Component data from apps and pages
-- Opening Marker --

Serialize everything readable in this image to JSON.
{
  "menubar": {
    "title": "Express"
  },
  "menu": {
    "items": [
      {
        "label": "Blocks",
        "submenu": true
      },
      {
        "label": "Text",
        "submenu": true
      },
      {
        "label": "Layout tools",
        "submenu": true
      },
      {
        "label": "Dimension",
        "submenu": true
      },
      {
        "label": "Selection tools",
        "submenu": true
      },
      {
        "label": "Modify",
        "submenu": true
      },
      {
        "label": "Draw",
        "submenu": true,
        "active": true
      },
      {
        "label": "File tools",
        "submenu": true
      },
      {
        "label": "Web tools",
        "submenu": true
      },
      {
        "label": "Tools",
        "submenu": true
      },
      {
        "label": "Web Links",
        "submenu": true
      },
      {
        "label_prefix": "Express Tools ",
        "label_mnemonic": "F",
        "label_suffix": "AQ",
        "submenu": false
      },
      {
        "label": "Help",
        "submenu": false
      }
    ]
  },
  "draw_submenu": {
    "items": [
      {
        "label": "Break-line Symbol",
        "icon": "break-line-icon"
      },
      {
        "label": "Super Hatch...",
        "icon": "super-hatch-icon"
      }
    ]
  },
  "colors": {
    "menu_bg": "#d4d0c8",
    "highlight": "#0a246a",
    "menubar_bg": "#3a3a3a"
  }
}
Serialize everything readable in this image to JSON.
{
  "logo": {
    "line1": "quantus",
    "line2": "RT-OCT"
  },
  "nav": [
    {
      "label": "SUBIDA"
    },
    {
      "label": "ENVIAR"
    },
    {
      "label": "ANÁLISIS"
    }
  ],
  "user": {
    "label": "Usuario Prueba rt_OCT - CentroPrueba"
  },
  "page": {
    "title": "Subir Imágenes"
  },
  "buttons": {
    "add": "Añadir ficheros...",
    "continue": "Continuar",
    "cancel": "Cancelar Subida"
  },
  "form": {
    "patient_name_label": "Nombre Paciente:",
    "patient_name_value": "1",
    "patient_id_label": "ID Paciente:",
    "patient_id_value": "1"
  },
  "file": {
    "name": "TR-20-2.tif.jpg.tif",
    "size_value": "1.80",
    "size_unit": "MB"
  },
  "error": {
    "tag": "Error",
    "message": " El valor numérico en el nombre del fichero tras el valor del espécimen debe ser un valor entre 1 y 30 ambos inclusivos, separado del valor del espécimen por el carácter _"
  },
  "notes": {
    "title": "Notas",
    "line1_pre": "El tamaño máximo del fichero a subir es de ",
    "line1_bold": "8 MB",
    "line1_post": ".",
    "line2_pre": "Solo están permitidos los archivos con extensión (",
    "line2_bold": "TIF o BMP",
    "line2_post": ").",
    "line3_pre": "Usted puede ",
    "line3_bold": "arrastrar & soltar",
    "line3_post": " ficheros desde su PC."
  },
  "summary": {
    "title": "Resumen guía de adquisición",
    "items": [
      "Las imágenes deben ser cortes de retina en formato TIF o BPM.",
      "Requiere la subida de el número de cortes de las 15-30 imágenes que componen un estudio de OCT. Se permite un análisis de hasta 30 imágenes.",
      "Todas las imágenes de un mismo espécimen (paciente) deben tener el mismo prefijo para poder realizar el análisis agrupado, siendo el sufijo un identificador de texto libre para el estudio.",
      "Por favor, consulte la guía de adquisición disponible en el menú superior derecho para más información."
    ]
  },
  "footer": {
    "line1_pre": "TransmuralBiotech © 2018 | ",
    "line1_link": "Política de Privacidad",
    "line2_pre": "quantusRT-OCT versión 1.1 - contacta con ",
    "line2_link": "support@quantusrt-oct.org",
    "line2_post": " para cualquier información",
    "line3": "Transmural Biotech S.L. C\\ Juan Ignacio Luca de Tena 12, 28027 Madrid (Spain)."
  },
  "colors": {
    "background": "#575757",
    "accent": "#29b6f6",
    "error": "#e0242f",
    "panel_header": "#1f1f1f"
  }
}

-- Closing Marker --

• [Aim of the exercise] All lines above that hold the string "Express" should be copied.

• [Reply to the task]
    "title": "Express"
        "label_prefix": "Express Tools ",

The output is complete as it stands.